___ MATERIAL FOR THIS TASK

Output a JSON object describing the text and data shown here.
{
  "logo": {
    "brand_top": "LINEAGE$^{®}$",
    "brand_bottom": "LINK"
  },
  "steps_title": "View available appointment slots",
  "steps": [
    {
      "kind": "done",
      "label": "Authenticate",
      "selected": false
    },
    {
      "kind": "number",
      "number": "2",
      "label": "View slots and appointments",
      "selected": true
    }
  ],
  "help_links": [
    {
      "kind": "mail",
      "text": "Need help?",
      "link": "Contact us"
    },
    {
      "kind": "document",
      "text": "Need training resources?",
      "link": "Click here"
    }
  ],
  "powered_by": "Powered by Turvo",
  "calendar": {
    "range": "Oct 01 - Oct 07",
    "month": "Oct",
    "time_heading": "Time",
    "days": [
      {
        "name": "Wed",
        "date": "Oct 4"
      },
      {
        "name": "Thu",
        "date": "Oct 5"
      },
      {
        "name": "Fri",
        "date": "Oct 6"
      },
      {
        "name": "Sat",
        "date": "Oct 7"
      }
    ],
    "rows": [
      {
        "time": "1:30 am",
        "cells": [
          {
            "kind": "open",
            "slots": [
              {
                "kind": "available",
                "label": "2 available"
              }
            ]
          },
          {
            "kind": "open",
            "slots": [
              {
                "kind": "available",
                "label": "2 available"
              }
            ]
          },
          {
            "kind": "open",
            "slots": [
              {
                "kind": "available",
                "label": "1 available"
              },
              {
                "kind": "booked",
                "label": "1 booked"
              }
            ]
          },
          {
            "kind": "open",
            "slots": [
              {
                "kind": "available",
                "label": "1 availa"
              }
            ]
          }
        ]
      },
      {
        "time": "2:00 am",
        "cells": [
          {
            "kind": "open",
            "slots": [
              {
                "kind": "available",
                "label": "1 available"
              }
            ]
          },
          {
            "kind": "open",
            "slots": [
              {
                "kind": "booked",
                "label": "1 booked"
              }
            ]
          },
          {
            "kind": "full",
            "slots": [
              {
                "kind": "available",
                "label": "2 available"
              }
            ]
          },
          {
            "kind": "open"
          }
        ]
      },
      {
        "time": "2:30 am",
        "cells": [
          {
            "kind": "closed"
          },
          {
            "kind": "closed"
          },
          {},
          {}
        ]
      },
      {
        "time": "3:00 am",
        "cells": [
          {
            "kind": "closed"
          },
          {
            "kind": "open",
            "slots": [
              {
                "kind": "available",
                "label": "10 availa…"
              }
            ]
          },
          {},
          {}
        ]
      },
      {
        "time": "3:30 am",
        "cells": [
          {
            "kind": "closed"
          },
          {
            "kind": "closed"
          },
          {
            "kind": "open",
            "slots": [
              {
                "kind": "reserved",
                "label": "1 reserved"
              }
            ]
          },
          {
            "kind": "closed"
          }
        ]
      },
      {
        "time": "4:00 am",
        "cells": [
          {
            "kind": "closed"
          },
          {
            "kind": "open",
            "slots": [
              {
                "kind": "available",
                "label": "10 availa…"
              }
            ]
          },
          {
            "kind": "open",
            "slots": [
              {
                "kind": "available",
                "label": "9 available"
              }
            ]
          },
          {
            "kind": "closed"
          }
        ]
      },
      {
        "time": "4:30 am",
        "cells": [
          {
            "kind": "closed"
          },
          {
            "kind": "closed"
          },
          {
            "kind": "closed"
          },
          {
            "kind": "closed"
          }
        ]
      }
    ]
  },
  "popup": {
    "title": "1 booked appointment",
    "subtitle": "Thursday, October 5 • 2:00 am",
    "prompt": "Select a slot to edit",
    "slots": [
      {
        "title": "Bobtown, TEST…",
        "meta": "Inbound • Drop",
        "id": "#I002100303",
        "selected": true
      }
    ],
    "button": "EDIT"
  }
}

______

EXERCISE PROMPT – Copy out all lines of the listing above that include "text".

THE COMPLETED TASK –
Output a JSON object describing the text and data shown here.
      "text": "Need help?",
      "text": "Need training resources?",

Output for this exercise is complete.